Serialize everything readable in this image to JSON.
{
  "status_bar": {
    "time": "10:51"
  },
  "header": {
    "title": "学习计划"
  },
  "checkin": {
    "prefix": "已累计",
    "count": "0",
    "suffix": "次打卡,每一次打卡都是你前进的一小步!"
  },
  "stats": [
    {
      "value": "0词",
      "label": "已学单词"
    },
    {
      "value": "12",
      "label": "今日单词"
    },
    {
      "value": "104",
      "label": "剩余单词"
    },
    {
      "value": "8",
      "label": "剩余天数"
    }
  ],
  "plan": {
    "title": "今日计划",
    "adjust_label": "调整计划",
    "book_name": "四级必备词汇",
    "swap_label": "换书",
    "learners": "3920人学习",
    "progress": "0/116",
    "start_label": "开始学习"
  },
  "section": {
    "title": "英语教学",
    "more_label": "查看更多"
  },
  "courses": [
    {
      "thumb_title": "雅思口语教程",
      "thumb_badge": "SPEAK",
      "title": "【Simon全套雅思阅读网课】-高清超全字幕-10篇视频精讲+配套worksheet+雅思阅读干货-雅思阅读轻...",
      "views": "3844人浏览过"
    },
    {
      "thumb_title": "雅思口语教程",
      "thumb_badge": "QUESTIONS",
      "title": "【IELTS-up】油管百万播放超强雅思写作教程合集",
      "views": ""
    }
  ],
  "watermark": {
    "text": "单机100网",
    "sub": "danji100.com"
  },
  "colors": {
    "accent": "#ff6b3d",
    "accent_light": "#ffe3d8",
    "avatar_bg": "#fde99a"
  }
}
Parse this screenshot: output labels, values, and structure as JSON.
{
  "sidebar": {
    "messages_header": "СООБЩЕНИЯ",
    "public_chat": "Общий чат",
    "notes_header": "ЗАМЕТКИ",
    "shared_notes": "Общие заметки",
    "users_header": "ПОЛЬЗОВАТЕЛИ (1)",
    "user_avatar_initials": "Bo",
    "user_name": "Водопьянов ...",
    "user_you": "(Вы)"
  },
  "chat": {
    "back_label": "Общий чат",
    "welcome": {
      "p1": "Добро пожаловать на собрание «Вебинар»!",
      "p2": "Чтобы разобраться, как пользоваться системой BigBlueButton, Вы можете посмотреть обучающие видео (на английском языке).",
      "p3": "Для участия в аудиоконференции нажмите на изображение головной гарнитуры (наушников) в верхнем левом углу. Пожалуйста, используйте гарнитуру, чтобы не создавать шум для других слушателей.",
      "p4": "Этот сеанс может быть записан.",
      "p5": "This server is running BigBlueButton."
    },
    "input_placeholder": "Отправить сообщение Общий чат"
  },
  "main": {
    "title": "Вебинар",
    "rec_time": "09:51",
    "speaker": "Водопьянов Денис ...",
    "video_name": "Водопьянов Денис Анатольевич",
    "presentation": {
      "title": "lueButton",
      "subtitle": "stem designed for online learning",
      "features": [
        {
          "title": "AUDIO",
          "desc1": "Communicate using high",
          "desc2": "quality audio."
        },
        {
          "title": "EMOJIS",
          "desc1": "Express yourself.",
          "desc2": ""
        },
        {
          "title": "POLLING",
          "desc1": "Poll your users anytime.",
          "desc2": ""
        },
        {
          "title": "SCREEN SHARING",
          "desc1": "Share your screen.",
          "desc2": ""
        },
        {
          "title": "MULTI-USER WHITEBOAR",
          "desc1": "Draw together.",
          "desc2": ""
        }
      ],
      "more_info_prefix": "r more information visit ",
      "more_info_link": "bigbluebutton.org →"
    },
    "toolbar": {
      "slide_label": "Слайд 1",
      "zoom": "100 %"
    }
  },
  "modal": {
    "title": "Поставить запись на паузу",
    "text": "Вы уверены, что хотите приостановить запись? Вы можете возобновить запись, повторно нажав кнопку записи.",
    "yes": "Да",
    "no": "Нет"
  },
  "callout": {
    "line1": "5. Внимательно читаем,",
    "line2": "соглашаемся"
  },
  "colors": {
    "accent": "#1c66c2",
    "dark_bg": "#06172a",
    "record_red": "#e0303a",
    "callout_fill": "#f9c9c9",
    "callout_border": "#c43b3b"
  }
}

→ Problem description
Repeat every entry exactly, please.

→ Task output
Serialize everything readable in this image to JSON.
{
  "status_bar": {
    "time": "10:51"
  },
  "header": {
    "title": "学习计划"
  },
  "checkin": {
    "prefix": "已累计",
    "count": "0",
    "suffix": "次打卡,每一次打卡都是你前进的一小步!"
  },
  "stats": [
    {
      "value": "0词",
      "label": "已学单词"
    },
    {
      "value": "12",
      "label": "今日单词"
    },
    {
      "value": "104",
      "label": "剩余单词"
    },
    {
      "value": "8",
      "label": "剩余天数"
    }
  ],
  "plan": {
    "title": "今日计划",
    "adjust_label": "调整计划",
    "book_name": "四级必备词汇",
    "swap_label": "换书",
    "learners": "3920人学习",
    "progress": "0/116",
    "start_label": "开始学习"
  },
  "section": {
    "title": "英语教学",
    "more_label": "查看更多"
  },
  "courses": [
    {
      "thumb_title": "雅思口语教程",
      "thumb_badge": "SPEAK",
      "title": "【Simon全套雅思阅读网课】-高清超全字幕-10篇视频精讲+配套worksheet+雅思阅读干货-雅思阅读轻...",
      "views": "3844人浏览过"
    },
    {
      "thumb_title": "雅思口语教程",
      "thumb_badge": "QUESTIONS",
      "title": "【IELTS-up】油管百万播放超强雅思写作教程合集",
      "views": ""
    }
  ],
  "watermark": {
    "text": "单机100网",
    "sub": "danji100.com"
  },
  "colors": {
    "accent": "#ff6b3d",
    "accent_light": "#ffe3d8",
    "avatar_bg": "#fde99a"
  }
}
Parse this screenshot: output labels, values, and structure as JSON.
{
  "sidebar": {
    "messages_header": "СООБЩЕНИЯ",
    "public_chat": "Общий чат",
    "notes_header": "ЗАМЕТКИ",
    "shared_notes": "Общие заметки",
    "users_header": "ПОЛЬЗОВАТЕЛИ (1)",
    "user_avatar_initials": "Bo",
    "user_name": "Водопьянов ...",
    "user_you": "(Вы)"
  },
  "chat": {
    "back_label": "Общий чат",
    "welcome": {
      "p1": "Добро пожаловать на собрание «Вебинар»!",
      "p2": "Чтобы разобраться, как пользоваться системой BigBlueButton, Вы можете посмотреть обучающие видео (на английском языке).",
      "p3": "Для участия в аудиоконференции нажмите на изображение головной гарнитуры (наушников) в верхнем левом углу. Пожалуйста, используйте гарнитуру, чтобы не создавать шум для других слушателей.",
      "p4": "Этот сеанс может быть записан.",
      "p5": "This server is running BigBlueButton."
    },
    "input_placeholder": "Отправить сообщение Общий чат"
  },
  "main": {
    "title": "Вебинар",
    "rec_time": "09:51",
    "speaker": "Водопьянов Денис ...",
    "video_name": "Водопьянов Денис Анатольевич",
    "presentation": {
      "title": "lueButton",
      "subtitle": "stem designed for online learning",
      "features": [
        {
          "title": "AUDIO",
          "desc1": "Communicate using high",
          "desc2": "quality audio."
        },
        {
          "title": "EMOJIS",
          "desc1": "Express yourself.",
          "desc2": ""
        },
        {
          "title": "POLLING",
          "desc1": "Poll your users anytime.",
          "desc2": ""
        },
        {
          "title": "SCREEN SHARING",
          "desc1": "Share your screen.",
          "desc2": ""
        },
        {
          "title": "MULTI-USER WHITEBOAR",
          "desc1": "Draw together.",
          "desc2": ""
        }
      ],
      "more_info_prefix": "r more information visit ",
      "more_info_link": "bigbluebutton.org →"
    },
    "toolbar": {
      "slide_label": "Слайд 1",
      "zoom": "100 %"
    }
  },
  "modal": {
    "title": "Поставить запись на паузу",
    "text": "Вы уверены, что хотите приостановить запись? Вы можете возобновить запись, повторно нажав кнопку записи.",
    "yes": "Да",
    "no": "Нет"
  },
  "callout": {
    "line1": "5. Внимательно читаем,",
    "line2": "соглашаемся"
  },
  "colors": {
    "accent": "#1c66c2",
    "dark_bg": "#06172a",
    "record_red": "#e0303a",
    "callout_fill": "#f9c9c9",
    "callout_border": "#c43b3b"
  }
}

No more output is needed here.